Reading books using epics

Effectively reading technical books by using agile epics.

I read a lot of books both for fun and for professional development. My favorite publishing company is Manning. Its "Something in Action" and "Something in Practice" ebooks are exceptional. Usually I read several books in parallel; it is hard to read an entire book on programming in a matter of days. One needs to try the code, play with examples, and switch the context to avoid feeling overwhelmed.

I keep track of my reading progress and additional things that come up during the reading process using epics in PivotalTracker, as if the book were a project. Here is a screenshot of the project today with two book epics opened.

book epics

The first column shows overal progress for each book. The middle column shows that I have read 11 chapters of "Making Things Happen" by Scott Berkun. The right column shows my reading progress on "Disciplined Entrepreneurship" by Bill Aulet.

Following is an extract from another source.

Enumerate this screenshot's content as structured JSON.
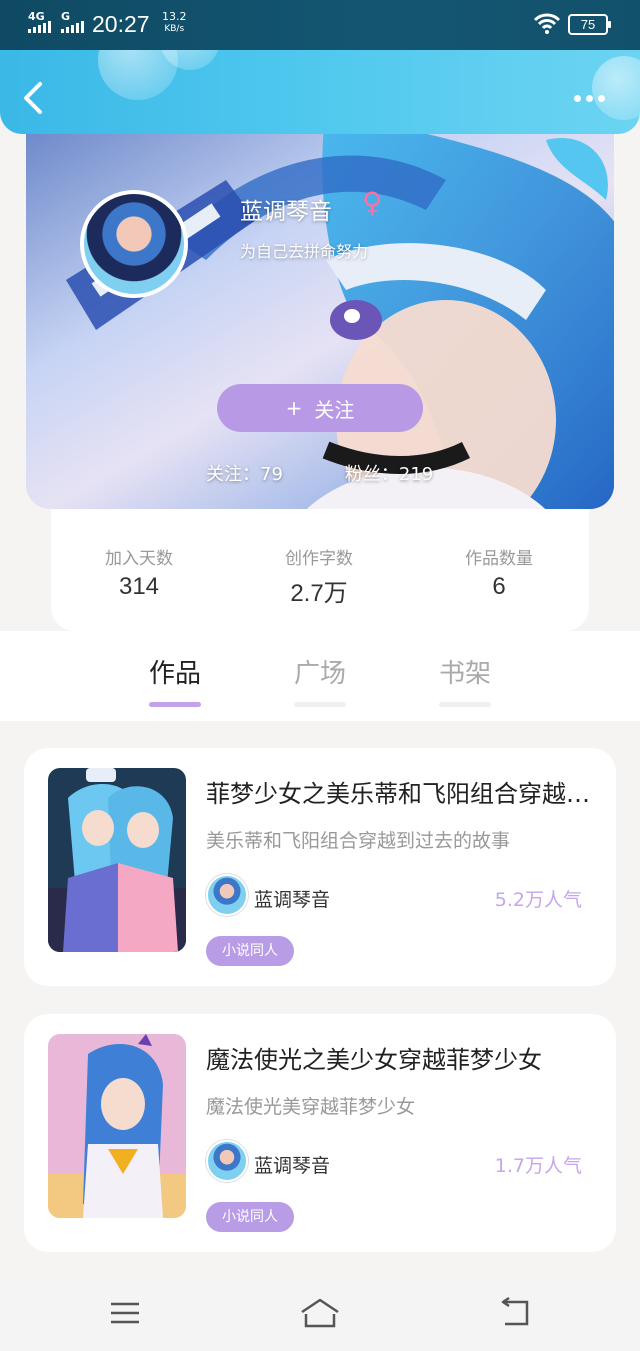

Each story in the epic corresponds to reading a single chapter. I usually have at least one follow up story for each book: writing a book review blog post. I have several reviews on this blog. Writing a book summary helps me remember and understand what I just read. It is also a good tool for recommendation to others.

When reading a book on programming, for example "Nodejs in Action", additional stories might be to investigate applications, libraries and tools described in the book. The reading vs programming order is flexible. I might create a story and insert it into the book epic before proceeding to the next chapter.

Sometimes, a book changes the way I program. For example, JavaScript Allongé moved my code from imperative to functional. I did not understand everything while reading the book the first time - it takes practice to adapt to the new approach. In this case, I scheduled another task in the book epic - reread the book after 1-2 months. To add a date to this task in PivotalTracker, I set its type to release. Rereading even quickly a book after studying other resources filled the gaps in my understanding.